• [How to complete this task]:
In the records below, which lines include "First"? Copy them.
BEGIN
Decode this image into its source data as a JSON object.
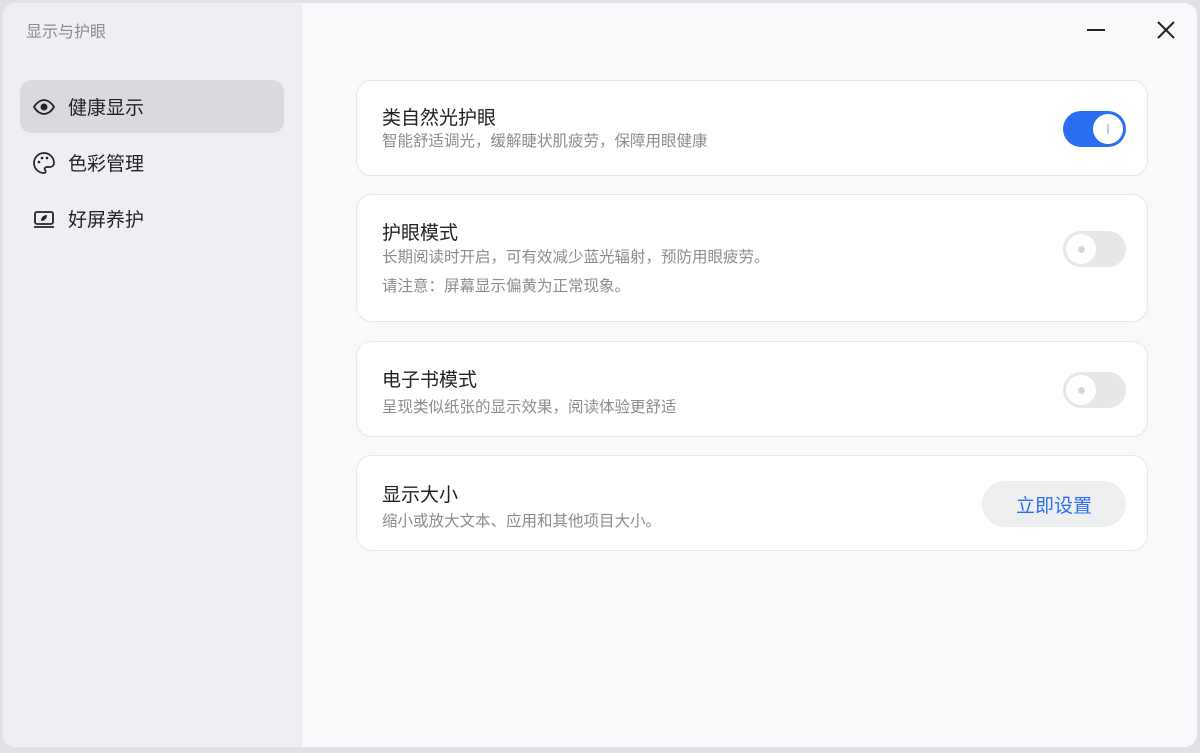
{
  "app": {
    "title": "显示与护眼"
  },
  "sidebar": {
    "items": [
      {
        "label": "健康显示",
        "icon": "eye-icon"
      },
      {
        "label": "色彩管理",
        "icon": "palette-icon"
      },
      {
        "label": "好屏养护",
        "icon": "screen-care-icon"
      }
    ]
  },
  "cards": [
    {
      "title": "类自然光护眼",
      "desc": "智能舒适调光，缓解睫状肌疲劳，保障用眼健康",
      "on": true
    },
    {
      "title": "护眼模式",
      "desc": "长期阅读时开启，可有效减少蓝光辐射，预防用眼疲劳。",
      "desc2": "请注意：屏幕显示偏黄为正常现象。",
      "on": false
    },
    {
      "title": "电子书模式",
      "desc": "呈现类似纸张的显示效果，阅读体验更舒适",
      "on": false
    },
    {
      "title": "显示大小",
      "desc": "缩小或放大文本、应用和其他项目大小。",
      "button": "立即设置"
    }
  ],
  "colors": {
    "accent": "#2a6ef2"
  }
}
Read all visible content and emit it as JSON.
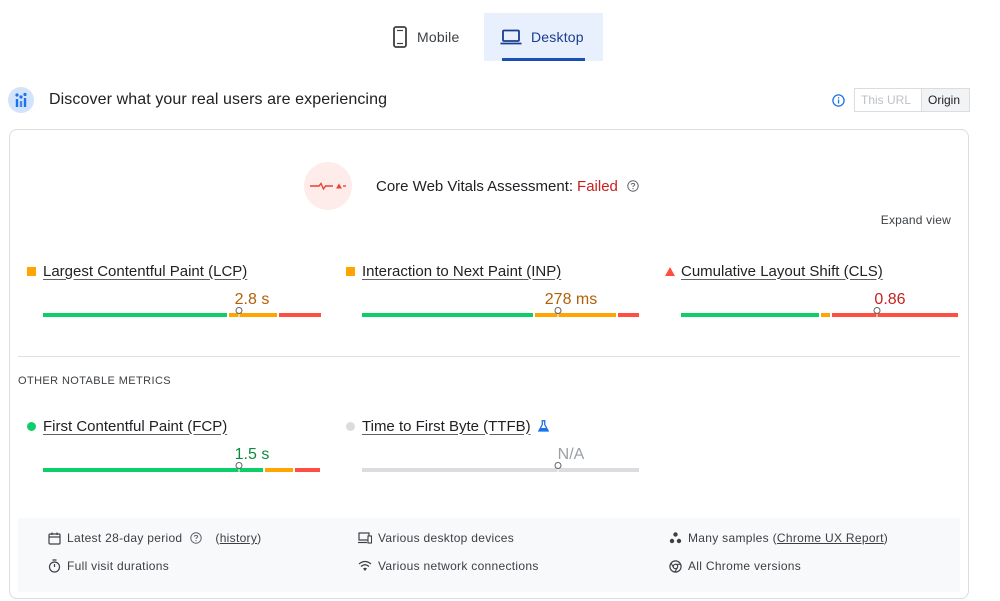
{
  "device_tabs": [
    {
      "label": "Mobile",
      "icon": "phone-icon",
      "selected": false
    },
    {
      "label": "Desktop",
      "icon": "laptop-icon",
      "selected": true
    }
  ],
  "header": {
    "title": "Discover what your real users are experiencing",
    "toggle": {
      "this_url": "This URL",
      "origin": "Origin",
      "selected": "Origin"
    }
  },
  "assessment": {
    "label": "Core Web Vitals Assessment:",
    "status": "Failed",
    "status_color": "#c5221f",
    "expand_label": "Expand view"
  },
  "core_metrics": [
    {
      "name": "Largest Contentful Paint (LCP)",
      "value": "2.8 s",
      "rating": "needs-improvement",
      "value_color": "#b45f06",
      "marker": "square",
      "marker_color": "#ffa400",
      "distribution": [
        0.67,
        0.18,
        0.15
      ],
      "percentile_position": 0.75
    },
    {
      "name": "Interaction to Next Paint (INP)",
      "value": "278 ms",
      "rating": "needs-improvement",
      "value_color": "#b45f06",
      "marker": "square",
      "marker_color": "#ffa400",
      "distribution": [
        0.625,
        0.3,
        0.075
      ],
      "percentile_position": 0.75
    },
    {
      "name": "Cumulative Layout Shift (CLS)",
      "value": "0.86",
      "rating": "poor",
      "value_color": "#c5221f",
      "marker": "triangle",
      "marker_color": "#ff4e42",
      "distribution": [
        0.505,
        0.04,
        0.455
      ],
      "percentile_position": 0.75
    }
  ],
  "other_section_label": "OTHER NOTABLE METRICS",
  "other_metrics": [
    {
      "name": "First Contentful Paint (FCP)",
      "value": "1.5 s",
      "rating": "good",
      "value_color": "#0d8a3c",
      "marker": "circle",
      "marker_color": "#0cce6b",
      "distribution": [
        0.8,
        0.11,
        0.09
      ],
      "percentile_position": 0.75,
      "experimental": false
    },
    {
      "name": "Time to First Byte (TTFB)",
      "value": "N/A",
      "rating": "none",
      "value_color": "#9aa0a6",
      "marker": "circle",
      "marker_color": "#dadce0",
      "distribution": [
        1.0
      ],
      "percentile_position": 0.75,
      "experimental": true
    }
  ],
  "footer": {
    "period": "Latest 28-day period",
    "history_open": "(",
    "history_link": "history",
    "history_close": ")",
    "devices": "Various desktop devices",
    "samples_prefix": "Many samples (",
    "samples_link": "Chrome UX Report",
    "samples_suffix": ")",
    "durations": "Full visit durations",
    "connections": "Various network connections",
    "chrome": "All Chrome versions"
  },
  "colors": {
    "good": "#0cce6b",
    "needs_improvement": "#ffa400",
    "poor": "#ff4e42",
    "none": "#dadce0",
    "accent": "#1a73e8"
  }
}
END
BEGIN
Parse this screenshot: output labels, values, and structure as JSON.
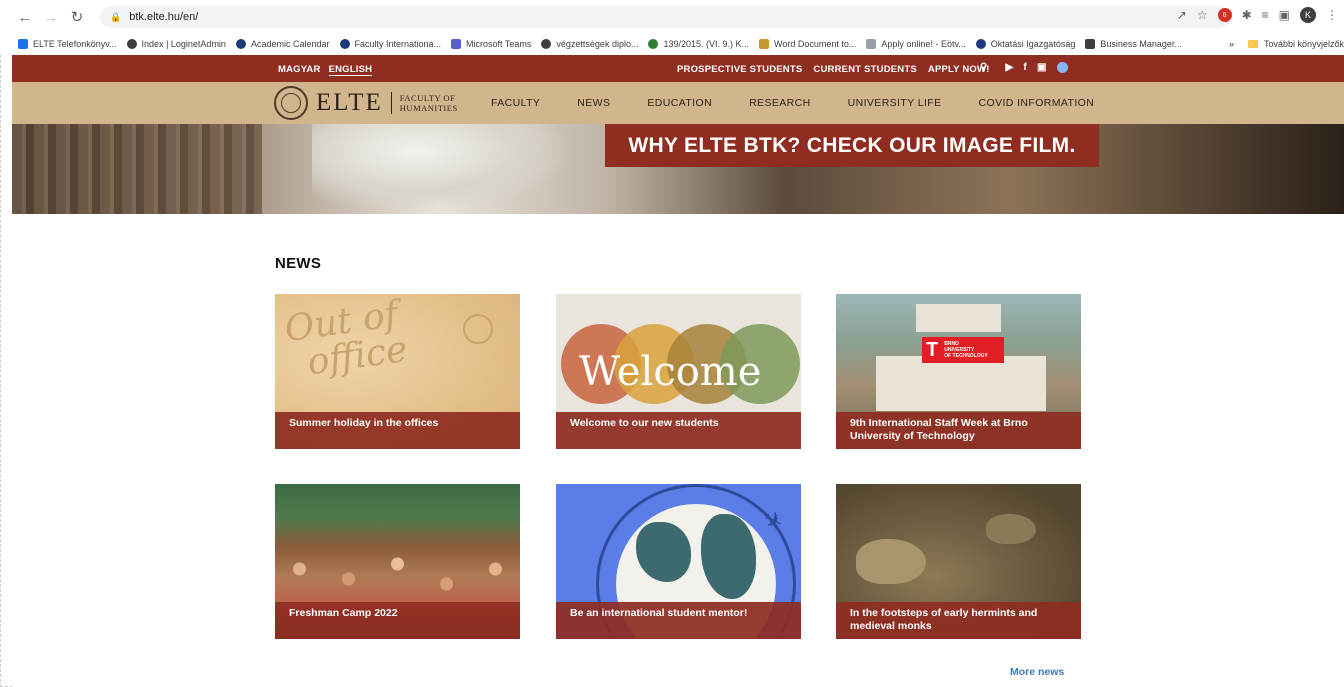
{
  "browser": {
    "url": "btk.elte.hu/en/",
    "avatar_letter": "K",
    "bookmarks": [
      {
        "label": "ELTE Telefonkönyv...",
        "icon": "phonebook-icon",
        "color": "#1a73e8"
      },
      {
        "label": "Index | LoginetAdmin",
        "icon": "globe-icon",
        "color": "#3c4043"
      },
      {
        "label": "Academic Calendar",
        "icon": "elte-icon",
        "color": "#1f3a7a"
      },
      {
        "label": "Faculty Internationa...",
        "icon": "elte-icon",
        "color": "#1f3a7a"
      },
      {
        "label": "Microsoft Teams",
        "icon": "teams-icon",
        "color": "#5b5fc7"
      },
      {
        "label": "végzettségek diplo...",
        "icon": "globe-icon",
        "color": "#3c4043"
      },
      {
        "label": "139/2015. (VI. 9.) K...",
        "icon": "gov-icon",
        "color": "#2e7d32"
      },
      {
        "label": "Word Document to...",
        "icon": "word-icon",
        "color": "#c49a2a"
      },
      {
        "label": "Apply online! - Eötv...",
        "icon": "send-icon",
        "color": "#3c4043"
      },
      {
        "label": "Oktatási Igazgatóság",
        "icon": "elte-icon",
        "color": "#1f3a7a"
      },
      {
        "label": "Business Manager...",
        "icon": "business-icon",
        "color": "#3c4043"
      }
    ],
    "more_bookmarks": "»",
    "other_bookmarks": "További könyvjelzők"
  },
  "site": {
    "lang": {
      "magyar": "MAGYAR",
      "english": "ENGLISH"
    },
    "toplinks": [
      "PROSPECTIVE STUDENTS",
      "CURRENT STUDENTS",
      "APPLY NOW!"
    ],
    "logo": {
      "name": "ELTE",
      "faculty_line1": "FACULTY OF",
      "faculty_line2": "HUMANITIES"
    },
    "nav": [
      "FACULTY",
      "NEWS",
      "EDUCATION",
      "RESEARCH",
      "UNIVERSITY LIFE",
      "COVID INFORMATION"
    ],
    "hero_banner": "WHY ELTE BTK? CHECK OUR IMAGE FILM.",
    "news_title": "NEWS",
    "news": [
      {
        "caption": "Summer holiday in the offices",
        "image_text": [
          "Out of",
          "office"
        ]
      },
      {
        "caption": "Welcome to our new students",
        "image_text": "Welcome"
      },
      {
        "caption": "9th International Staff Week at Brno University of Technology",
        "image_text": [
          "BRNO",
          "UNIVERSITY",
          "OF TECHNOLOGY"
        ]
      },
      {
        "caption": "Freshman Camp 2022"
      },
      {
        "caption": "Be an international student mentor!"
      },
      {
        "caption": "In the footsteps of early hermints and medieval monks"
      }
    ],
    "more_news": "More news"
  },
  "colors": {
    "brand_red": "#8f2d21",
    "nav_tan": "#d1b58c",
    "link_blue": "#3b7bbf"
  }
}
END
• [Solution to this exercise]:
      "name": "First Contentful Paint (FCP)",
      "name": "Time to First Byte (TTFB)",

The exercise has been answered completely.